Resurrecting the Champ
Living on the streets of Denver, pushing a shopping cart piled high with all his worldly possessions, the man everyone calls “The Champ” (Samuel L. Jackson) knows he was not the greatest boxer to ever step in the ring, but at least he had a shot at it. After years of succumbing to fighters who ultimately found his glass jaw more often than he landed a winning punch, the Champ went from up-and-coming to mere has-been, with no heavyweight championship under his belt. Now the man who once went by the legendary title of “Battling Bob Satterfield” fights no one but cops and street thugs. Living in the shadow of his former self, this champ is down and halfway out.
Denver Times sports reporter Erik Kernan (Josh Hartnett) knows the feeling. He’s been living in the shadow of his famous father Erik the “Wow” man Kernan ever since he too decided to be a journalist. Listening to tapes of his old man’s lively radio broadcasts — Erik is aware that he has some big journalistic shoes to fill.
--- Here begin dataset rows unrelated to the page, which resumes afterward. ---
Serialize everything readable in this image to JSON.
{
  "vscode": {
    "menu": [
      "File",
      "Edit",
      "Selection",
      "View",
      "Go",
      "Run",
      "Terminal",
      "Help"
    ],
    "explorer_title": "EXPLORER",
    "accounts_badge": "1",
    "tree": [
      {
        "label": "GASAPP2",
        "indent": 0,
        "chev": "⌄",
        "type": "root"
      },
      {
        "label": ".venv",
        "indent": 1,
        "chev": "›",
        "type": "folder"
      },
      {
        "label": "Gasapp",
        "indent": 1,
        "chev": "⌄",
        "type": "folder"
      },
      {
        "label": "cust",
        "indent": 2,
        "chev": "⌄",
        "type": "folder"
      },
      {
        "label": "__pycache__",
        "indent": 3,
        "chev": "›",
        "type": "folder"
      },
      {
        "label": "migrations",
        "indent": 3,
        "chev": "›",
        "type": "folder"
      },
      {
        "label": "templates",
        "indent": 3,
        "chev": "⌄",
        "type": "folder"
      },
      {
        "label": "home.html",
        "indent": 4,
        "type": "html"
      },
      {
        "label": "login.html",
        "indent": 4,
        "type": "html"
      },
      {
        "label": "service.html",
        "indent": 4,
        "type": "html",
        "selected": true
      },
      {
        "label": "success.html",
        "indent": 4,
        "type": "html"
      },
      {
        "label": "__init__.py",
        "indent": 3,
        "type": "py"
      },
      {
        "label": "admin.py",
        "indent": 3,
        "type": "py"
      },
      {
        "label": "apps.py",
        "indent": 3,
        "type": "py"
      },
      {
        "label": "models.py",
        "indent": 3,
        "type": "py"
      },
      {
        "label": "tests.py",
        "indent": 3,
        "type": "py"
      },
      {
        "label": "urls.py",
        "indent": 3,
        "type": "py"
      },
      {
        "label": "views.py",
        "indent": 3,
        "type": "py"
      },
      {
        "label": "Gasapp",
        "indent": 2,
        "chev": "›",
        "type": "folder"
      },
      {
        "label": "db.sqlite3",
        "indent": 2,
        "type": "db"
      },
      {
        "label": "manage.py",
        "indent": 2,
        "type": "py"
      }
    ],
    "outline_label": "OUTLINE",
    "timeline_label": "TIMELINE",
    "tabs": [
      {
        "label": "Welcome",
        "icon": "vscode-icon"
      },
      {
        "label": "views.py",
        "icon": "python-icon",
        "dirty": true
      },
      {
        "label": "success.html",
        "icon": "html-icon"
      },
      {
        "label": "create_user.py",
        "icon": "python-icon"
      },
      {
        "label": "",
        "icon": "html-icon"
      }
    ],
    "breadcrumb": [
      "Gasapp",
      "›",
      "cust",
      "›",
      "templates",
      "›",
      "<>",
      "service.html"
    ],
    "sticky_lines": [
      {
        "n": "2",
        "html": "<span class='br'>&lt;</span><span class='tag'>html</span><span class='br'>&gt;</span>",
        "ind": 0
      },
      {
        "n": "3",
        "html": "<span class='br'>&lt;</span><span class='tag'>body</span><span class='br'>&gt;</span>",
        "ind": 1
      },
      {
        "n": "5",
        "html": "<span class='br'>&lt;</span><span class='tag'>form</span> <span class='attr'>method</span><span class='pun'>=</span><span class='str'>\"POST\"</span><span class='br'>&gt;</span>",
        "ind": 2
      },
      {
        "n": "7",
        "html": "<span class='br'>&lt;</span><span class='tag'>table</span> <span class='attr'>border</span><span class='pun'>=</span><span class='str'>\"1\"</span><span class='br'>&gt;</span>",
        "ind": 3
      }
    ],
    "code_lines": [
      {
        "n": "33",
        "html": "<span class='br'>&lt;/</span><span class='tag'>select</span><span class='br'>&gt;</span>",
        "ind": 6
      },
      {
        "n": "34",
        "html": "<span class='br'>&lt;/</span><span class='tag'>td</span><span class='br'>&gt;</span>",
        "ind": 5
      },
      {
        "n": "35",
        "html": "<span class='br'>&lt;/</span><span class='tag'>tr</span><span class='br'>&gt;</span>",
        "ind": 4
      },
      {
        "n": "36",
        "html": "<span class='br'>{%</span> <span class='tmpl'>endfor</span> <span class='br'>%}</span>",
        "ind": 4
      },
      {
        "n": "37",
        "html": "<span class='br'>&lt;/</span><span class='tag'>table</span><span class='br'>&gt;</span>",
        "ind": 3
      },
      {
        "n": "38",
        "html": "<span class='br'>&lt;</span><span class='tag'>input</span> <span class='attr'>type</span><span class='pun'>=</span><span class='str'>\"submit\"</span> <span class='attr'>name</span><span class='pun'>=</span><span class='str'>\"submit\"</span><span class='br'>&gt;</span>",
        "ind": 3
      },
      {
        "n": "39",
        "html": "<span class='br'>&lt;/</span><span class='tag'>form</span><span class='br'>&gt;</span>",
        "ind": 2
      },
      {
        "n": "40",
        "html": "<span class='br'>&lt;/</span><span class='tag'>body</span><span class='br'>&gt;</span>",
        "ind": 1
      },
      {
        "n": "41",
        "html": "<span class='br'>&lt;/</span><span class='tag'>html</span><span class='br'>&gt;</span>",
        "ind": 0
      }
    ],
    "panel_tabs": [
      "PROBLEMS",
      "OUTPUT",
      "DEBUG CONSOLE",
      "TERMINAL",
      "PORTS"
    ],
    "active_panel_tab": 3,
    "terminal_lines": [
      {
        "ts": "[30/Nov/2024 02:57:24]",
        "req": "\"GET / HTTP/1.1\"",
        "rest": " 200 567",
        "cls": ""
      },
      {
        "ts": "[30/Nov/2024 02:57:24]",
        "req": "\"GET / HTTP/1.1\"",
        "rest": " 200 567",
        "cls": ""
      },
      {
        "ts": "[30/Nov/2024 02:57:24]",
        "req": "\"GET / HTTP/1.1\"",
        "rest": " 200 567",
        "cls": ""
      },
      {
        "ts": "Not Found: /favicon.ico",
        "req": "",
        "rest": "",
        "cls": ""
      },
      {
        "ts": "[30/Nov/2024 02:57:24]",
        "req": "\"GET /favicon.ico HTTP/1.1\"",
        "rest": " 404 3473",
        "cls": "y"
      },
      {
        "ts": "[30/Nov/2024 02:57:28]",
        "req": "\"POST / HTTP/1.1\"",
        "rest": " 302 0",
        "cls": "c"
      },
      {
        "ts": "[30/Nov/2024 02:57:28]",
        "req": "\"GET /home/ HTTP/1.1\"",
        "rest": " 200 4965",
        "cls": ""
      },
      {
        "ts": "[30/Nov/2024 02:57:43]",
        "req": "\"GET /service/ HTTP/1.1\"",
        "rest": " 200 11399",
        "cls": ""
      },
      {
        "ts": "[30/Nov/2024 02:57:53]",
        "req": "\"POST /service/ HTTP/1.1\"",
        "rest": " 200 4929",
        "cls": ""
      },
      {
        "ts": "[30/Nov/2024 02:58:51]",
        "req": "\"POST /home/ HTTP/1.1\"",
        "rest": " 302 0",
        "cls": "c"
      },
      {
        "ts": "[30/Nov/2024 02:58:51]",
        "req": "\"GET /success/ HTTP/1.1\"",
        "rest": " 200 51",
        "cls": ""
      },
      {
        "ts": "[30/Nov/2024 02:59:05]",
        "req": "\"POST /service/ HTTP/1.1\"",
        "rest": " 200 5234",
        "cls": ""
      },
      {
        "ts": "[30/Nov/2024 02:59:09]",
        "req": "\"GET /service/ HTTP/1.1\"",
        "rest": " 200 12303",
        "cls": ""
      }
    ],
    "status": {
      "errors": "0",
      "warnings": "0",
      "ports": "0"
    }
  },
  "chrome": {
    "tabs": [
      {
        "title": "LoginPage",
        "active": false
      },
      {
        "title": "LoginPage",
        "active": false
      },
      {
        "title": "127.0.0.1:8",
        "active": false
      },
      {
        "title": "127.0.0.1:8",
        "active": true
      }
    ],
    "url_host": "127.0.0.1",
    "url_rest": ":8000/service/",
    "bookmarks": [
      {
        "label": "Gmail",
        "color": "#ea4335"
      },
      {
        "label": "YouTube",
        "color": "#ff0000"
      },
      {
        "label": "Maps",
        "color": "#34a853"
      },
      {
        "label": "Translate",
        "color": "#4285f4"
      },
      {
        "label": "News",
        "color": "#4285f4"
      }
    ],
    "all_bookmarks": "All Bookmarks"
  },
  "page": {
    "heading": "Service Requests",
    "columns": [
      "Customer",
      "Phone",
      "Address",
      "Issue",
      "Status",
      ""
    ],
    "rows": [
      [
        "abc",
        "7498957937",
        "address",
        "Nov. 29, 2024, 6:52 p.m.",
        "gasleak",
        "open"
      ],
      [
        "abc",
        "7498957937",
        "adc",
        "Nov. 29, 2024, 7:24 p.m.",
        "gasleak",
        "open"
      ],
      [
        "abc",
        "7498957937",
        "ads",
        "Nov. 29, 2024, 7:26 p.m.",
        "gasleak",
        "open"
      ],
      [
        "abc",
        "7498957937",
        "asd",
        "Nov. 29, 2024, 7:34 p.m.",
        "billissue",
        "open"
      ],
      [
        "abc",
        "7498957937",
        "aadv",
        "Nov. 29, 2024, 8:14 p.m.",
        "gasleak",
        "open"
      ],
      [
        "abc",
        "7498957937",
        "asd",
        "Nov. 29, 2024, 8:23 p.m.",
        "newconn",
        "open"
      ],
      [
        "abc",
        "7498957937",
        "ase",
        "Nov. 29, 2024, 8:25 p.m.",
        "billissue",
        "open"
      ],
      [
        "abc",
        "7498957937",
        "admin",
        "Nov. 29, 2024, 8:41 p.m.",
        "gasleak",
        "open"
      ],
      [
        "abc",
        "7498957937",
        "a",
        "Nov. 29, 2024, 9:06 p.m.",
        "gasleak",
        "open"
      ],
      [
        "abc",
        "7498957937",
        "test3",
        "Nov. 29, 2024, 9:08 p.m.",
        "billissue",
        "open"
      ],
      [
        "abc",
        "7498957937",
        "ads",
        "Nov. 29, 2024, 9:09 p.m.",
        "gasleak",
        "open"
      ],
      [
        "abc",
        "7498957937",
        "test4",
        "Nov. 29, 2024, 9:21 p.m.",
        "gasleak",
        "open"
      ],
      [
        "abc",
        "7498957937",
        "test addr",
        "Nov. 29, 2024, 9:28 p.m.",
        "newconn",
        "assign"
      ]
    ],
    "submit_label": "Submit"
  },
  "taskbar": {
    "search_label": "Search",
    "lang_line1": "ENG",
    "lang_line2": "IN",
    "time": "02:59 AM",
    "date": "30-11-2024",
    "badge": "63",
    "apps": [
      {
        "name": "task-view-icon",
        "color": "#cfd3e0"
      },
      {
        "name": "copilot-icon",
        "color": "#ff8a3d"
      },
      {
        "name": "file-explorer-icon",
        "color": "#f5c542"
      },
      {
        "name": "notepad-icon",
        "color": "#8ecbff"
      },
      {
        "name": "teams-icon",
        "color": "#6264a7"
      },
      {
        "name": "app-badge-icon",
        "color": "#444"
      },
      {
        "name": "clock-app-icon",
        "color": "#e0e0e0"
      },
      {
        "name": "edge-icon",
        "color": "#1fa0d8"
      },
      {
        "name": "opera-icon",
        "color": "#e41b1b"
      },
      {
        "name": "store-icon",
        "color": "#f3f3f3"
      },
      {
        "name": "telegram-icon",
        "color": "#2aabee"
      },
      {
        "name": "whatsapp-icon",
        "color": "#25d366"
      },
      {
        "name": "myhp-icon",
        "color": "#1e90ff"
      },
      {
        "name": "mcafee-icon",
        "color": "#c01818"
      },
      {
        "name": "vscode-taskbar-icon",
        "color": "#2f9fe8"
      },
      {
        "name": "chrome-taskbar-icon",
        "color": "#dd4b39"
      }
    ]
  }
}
Assigned to cover all the bush-league sporting events, he wants a shot and the big time, but his hard-driving editor Metz (Alan Alda) is quick to tell Erik he’s just not cutting it.
“I forget your pieces while I’m reading them,” Metz complains. “A lotta typing – not much writing.”
Rapidly losing ground at work and at home – his wife Joyce (Kathryn Morris) has asked for a separation – Erik is afraid of becoming an absent father to his son Teddy (Dakota Goyo) just like his father was to him. He needs to make changes, to put heart back into his life and into his work . . . but how?
There are many moral issues resurrected in this film. The difference between right and wrong, accepting the consequences of one’s actions, forgiveness, and setting the record straight are all positive moral aspects of “Resurrecting the Champ”. The messages run deep in this well written and beautifully acted drama. I don’t think Samuel L. Jackson shouted one single line in the entire film. The redemptive theme is thoughtfully presented and is one for all of us to note and take to heart in our own lives.
The film lets us down however in the area of graphic foul language. It is peppered with it throughout the film. In addition, the characters drink to excess in many scenes which all combines to eliminate what would otherwise be a wonderfully uplifting film. As it is, we cannot award the Dove Seal. One can only hope that Hollywood will soon resurrect the by-gone days where one could go into the theater and not be bombarded with four letter words and blatant obscene language. Whatever studio gets that message will be my “Champ”!